When you have a product, the question is to scale it. The hope for cell-based meat is that it can eventually meet all the world's demand for meat, which is constantly increasing as the world grows richer. To do that, it is not enough to be able to make a steak – you have to be able to cook steaks on the same incredible scale as the factory plants do.
"There are many technical obstacles here to overcome." Paul Mozdziak, a muscle biologist studying labyrinthine poultry at North Carolina State University, told Nature in February.
Then there is the question of how much cell-based meat will help with climate change. Cell-based meat cultivation will not produce methane, as our current agriculture does. But it will still be energy-intensive and is therefore based on the availability of much renewable energy to avoid being carbon-intensive as well. A study covered by my colleague Sigal Samuel claims that in the worst case it may be as bad for the environment as conventional farming, although the study reached this conclusion with some very dubious assumptions, so our energy production methods will not improve at all in the next 1000 the years.
With a regulatory framework now in place, proponents claim that these promises are more likely than ever to be achieved. Investors can invest more safely and know that the United States is working to ensure that these products can be safely marketed.
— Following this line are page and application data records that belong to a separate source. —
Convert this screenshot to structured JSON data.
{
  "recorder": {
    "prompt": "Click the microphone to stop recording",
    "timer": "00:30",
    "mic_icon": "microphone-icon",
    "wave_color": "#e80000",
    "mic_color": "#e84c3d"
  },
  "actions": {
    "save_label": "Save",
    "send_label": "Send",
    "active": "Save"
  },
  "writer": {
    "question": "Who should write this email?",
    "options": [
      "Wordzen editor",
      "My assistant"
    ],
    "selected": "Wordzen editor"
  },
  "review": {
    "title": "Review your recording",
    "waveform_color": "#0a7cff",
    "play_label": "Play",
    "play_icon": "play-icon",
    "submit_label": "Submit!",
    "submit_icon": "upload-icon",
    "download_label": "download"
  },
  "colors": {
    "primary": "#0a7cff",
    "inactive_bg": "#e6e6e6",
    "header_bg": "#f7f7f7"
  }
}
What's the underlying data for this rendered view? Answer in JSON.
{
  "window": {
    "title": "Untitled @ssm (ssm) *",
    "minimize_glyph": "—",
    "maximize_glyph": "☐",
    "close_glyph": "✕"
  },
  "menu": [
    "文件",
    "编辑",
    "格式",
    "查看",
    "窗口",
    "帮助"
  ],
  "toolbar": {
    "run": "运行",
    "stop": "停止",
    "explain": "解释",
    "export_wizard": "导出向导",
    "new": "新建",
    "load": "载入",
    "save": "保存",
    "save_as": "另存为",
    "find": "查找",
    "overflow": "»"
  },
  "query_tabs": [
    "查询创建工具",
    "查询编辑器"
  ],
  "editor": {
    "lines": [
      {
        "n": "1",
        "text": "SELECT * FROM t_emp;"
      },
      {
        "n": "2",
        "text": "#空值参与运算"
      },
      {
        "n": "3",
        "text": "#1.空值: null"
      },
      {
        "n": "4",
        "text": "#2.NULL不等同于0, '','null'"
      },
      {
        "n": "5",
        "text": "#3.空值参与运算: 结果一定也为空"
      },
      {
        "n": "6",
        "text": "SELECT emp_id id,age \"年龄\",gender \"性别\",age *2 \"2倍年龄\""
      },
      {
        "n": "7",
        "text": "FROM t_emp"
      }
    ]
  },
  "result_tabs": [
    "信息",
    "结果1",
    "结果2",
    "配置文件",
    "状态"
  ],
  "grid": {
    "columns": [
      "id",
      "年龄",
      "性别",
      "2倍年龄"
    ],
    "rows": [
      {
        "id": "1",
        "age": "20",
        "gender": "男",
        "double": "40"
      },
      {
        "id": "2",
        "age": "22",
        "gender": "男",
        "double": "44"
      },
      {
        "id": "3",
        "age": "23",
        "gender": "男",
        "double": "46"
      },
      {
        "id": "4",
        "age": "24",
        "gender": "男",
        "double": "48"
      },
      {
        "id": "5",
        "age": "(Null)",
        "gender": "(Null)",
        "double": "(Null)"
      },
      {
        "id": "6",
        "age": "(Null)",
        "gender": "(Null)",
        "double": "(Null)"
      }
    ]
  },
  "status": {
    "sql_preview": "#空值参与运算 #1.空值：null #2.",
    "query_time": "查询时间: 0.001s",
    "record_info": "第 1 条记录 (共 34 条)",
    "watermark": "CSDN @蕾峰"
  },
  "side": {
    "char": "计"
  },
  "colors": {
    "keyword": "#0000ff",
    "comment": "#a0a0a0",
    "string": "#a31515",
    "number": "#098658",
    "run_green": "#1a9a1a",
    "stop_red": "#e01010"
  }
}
With more money and more research, the remaining technical challenges can be tight.
But it is also quite likely that cell-based meat will slow down to market than proponents hope and – at least initially – will not solve all the problems it is supposed to, and it is worryingly possible that, although everything goes Well, consumers will not be interested. All regulation can do is to ensure that cell-based meat products are safe, accurately labeled and legal to market.
For the companies that work with these products, it is enough for some pleasure at the moment.
Sign up for the future Perfect newsletter. Twice a week, you get an overview of ideas and solutions to tackle our biggest challenges: better public health, reducing human and animal suffering, easing catastrophic dangers, and – to put it simply – getting better at doing well